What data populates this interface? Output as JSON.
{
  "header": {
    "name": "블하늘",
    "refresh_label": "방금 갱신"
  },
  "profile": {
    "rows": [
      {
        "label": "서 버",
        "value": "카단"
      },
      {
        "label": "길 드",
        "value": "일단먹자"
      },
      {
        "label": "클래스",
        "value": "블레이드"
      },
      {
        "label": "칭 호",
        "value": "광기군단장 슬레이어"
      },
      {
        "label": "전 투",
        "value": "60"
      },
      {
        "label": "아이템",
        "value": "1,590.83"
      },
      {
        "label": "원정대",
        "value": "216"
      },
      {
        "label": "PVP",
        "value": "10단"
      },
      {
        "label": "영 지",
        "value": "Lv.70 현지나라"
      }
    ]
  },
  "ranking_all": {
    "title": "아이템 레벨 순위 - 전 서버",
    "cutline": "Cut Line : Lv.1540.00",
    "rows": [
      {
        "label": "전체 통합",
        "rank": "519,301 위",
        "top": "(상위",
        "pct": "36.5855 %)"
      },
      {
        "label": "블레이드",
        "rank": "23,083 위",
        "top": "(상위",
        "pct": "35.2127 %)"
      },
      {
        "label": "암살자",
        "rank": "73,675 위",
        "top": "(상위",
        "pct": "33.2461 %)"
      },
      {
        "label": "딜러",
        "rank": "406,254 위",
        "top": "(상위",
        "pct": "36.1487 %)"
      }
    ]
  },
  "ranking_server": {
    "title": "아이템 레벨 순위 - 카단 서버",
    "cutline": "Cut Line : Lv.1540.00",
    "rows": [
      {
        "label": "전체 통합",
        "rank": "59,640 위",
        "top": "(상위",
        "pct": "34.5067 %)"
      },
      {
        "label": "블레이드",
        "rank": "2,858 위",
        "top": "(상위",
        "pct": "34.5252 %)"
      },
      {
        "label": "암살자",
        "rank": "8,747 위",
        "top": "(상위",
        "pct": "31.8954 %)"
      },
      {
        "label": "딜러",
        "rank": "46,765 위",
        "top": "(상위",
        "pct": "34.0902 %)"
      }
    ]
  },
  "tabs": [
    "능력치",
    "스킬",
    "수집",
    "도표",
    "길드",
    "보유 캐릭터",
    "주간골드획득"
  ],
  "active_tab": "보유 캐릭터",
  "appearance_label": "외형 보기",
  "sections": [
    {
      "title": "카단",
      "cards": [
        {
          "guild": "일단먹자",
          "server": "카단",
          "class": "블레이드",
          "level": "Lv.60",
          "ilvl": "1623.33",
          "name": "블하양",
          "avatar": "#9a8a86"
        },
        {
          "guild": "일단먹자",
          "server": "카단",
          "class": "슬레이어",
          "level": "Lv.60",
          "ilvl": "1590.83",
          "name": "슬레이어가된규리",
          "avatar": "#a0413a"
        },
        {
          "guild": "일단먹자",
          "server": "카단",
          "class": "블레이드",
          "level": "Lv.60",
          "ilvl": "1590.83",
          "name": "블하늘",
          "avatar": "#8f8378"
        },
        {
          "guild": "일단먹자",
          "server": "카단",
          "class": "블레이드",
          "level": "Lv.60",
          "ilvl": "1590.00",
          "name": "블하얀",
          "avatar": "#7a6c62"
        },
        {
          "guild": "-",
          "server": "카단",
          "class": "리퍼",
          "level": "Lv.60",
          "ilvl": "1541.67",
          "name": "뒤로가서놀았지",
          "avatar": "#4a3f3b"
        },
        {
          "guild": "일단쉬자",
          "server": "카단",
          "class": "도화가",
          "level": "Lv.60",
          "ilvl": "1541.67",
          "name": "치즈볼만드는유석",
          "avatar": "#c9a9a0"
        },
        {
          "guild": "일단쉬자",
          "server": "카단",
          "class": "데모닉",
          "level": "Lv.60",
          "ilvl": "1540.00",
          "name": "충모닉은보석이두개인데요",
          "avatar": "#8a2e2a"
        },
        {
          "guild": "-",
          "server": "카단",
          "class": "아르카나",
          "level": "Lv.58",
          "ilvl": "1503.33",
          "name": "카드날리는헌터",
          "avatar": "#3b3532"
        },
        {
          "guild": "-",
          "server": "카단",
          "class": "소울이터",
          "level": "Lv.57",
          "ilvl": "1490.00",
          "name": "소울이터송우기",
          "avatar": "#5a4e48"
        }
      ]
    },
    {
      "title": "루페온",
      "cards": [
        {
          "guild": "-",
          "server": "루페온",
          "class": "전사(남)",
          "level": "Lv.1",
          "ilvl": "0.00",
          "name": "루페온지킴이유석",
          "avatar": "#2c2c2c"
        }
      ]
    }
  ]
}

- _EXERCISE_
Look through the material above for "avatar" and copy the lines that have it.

- _EXERCISE RESULT_
          "avatar": "#9a8a86"
          "avatar": "#a0413a"
          "avatar": "#8f8378"
          "avatar": "#7a6c62"
          "avatar": "#4a3f3b"
          "avatar": "#c9a9a0"
          "avatar": "#8a2e2a"
          "avatar": "#3b3532"
          "avatar": "#5a4e48"
          "avatar": "#2c2c2c"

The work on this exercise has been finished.